Perhaps an international newspaper. BBC news, they sure have more $ for creativity. Well, never mind, horizontal menu with most important topics. Wait even 2 to keep stuff divided the right way.
So are these newspapers all wrong, and we better? Or is putting important content to sub-sections in hidden menus just a bad idea?
First on the list of to-do items was hard-skilled UX. What menu items were being used, what was unclear, what could go away and how could we make the site awesome again? So in terms of red routing. How could we make sure people would visit sections to their favorite topics again and have them view more content? clean the path and put obvious roads and signs to those targets.
What was the structure of the pages? For some newspapers it was the preference of an editor, in some other newspapers the order or the menu items was the index to the paper newspaper, etc. We started measuring usage of menu items and got the stakeholders around the table to discuss one ordered list of items based on popularity and local usability between connecting cities and places. A visitors to ST.nu (Sundsvall tidning) living between Sundsvall and Gävle should not be confused when seeing GD.se (Gefle Dagblad). We needed to clean that up.

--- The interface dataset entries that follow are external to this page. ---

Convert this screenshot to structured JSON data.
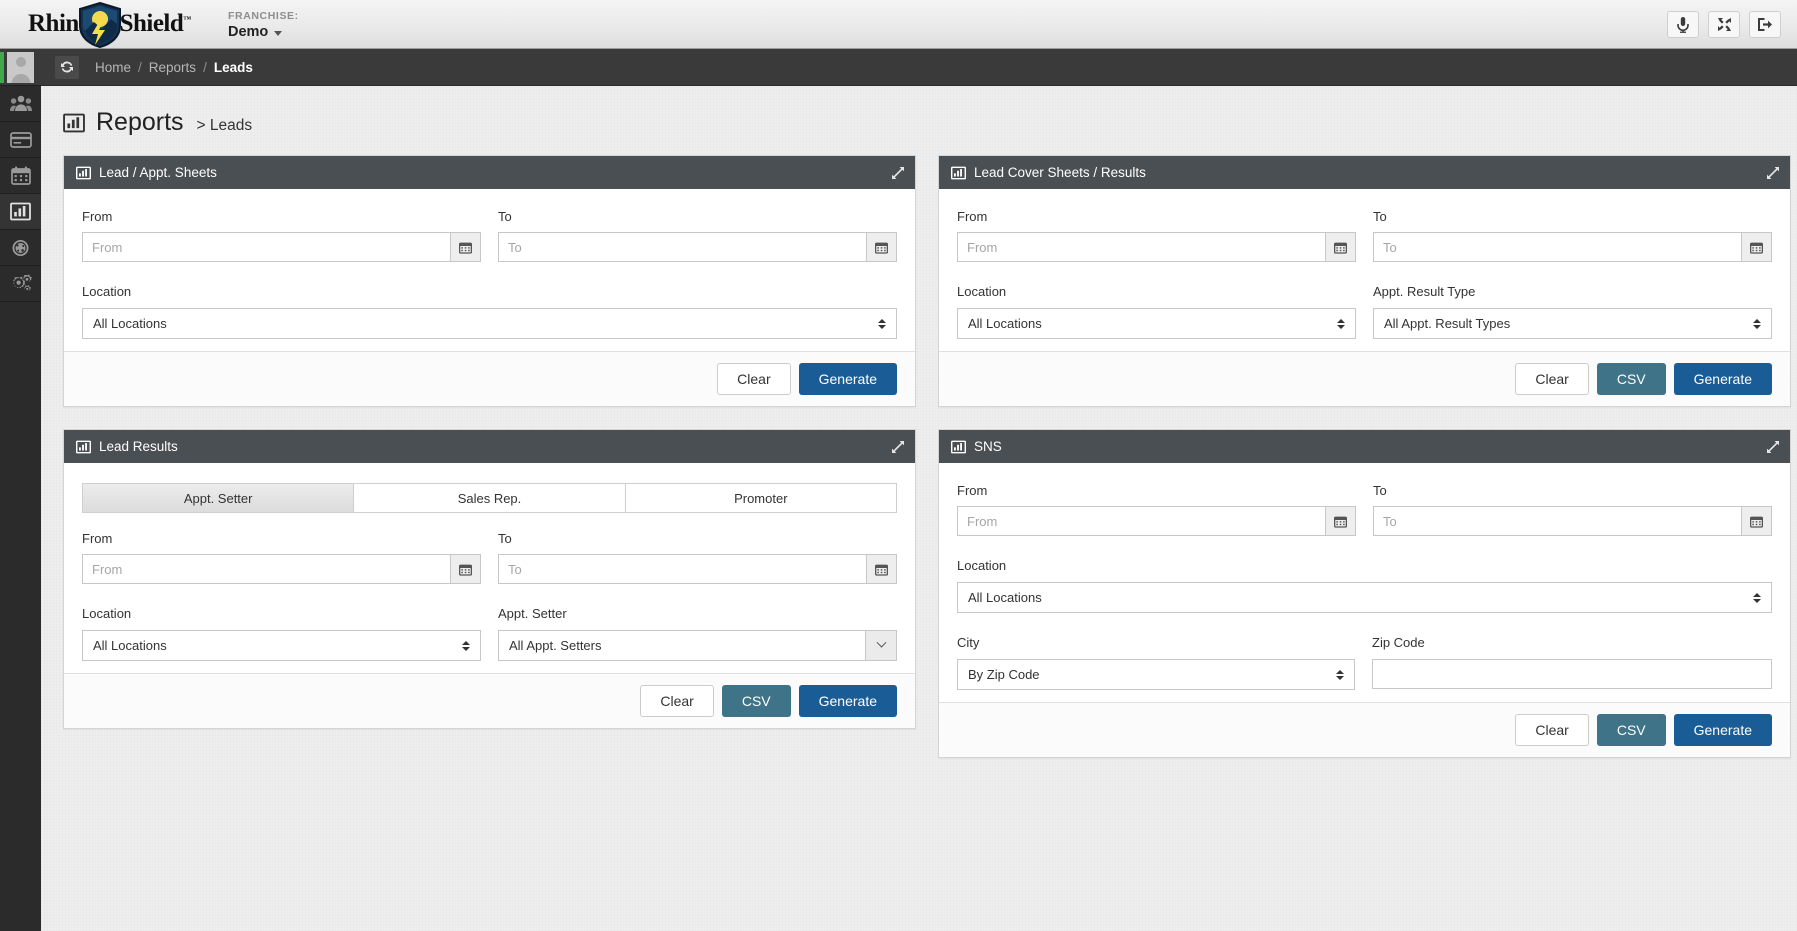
{
  "brand": {
    "name_left": "Rhino",
    "name_right": "Shield",
    "tm": "™"
  },
  "header": {
    "franchise_label": "FRANCHISE:",
    "franchise_value": "Demo",
    "actions": [
      {
        "name": "microphone-icon",
        "title": "Microphone"
      },
      {
        "name": "fullscreen-icon",
        "title": "Fullscreen"
      },
      {
        "name": "logout-icon",
        "title": "Log out"
      }
    ]
  },
  "sidebar": {
    "items": [
      {
        "icon": "avatar",
        "label": "Profile"
      },
      {
        "icon": "users-icon",
        "label": "Customers"
      },
      {
        "icon": "credit-card-icon",
        "label": "Billing"
      },
      {
        "icon": "calendar-icon",
        "label": "Calendar"
      },
      {
        "icon": "bar-chart-icon",
        "label": "Reports",
        "active": true
      },
      {
        "icon": "gauge-icon",
        "label": "Dashboard"
      },
      {
        "icon": "gears-icon",
        "label": "Settings"
      }
    ]
  },
  "breadcrumb": {
    "refresh": "refresh-icon",
    "items": [
      "Home",
      "Reports"
    ],
    "current": "Leads",
    "separator": "/"
  },
  "page": {
    "title": "Reports",
    "subtitle": "> Leads"
  },
  "common": {
    "label_from": "From",
    "label_to": "To",
    "label_location": "Location",
    "placeholder_from": "From",
    "placeholder_to": "To",
    "value_all_locations": "All Locations",
    "btn_clear": "Clear",
    "btn_csv": "CSV",
    "btn_generate": "Generate"
  },
  "panels": {
    "lead_appt_sheets": {
      "title": "Lead / Appt. Sheets",
      "from_label": "From",
      "to_label": "To",
      "from_placeholder": "From",
      "to_placeholder": "To",
      "location_label": "Location",
      "location_value": "All Locations",
      "buttons": {
        "clear": "Clear",
        "generate": "Generate"
      }
    },
    "lead_cover_sheets": {
      "title": "Lead Cover Sheets / Results",
      "from_label": "From",
      "to_label": "To",
      "from_placeholder": "From",
      "to_placeholder": "To",
      "location_label": "Location",
      "location_value": "All Locations",
      "result_type_label": "Appt. Result Type",
      "result_type_value": "All Appt. Result Types",
      "buttons": {
        "clear": "Clear",
        "csv": "CSV",
        "generate": "Generate"
      }
    },
    "lead_results": {
      "title": "Lead Results",
      "tabs": [
        {
          "label": "Appt. Setter",
          "active": true
        },
        {
          "label": "Sales Rep.",
          "active": false
        },
        {
          "label": "Promoter",
          "active": false
        }
      ],
      "from_label": "From",
      "to_label": "To",
      "from_placeholder": "From",
      "to_placeholder": "To",
      "location_label": "Location",
      "location_value": "All Locations",
      "setter_label": "Appt. Setter",
      "setter_value": "All Appt. Setters",
      "buttons": {
        "clear": "Clear",
        "csv": "CSV",
        "generate": "Generate"
      }
    },
    "sns": {
      "title": "SNS",
      "from_label": "From",
      "to_label": "To",
      "from_placeholder": "From",
      "to_placeholder": "To",
      "location_label": "Location",
      "location_value": "All Locations",
      "city_label": "City",
      "city_value": "By Zip Code",
      "zip_label": "Zip Code",
      "zip_value": "",
      "buttons": {
        "clear": "Clear",
        "csv": "CSV",
        "generate": "Generate"
      }
    }
  },
  "colors": {
    "panel_header": "#4a4f54",
    "generate": "#1a5d96",
    "csv": "#3e7388",
    "sidebar": "#2b2b2b",
    "crumbbar": "#3a3a3a"
  }
}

Header positioning and design
Soon after the first meetings and in the middle of the process of all the stakeholders meeting together to decide how to put things in order (with the help of Stefan who did a great deal of work there), Mats and Josef started rocking designs for the new menu. Johan, Michael and I found some time to see how different drop-downs would work, so we set out to the city to talk to people and have them use the current app (which has drop-down menus).
We soon discovered that having multiple drop-downs with only icons was a no-go. multiple menus that you needed to open before you could see them had some troubles to. There was a big list of feedback on the app as well, but I trust one of the app guys is going to post something awesome about that sometime soon.
The first results when we met back with Josef and Mats where amazing! The guys had made an almost perfect sorting of items in a very neat and clear interface. Mats in his normal way of making things look cool had also gone out of himself with Josef to create some stunning UI and a small handbook on how we wanted to look stuff in general.
Getting everyone on board
So we as a team had worked hard and stakeholders and people all over the company had made their input to it. Time to advertise and get everyone on board. Journalists, writers, photographers and everyone else who would need to live with this new thing. They are the professionals when it comes to news. We build a presentation and got the ball rolling. There was a lot of feedback and a lot of cool things that we build into our designs post that point.
Just before Christmas, the tasks started filling the code and programming Jira boards. It was time for development and talking about tweaks while eating a nice slice of pizza, Swedish Christmas foods and drinking coffee loads of coffee (and chai lattes). Gustaf, Stefan, Karro, Andreas (Färnstrand) and I put some nice hours in getting the new menu to fit nicely in the site. We learned new techniques on the go, worked with loads of colors for the different sites and swung through some merge fails on the way.
So where did all of this development work lead to? News websites that are just a nudge better than they were on their way to being the best news sites ever.
Metrics? well to be honest, I have been getting some complaints from Anders Trapp. Apparently some of the section pages that were hidden before are becoming more popular than the news articles themselves (which messed up the journalist dashboards for popular content on the site for a moment before we kind of fixed their board to show only articles again). Good results indeed and more people flooding into section pages which was the target all along.
Here some graphs with what happened before and after our release on February the fifth
Before I forget the people sending in opinion articles:
A whole new better menu that allows them to do just that.
Check all of our sites here right now: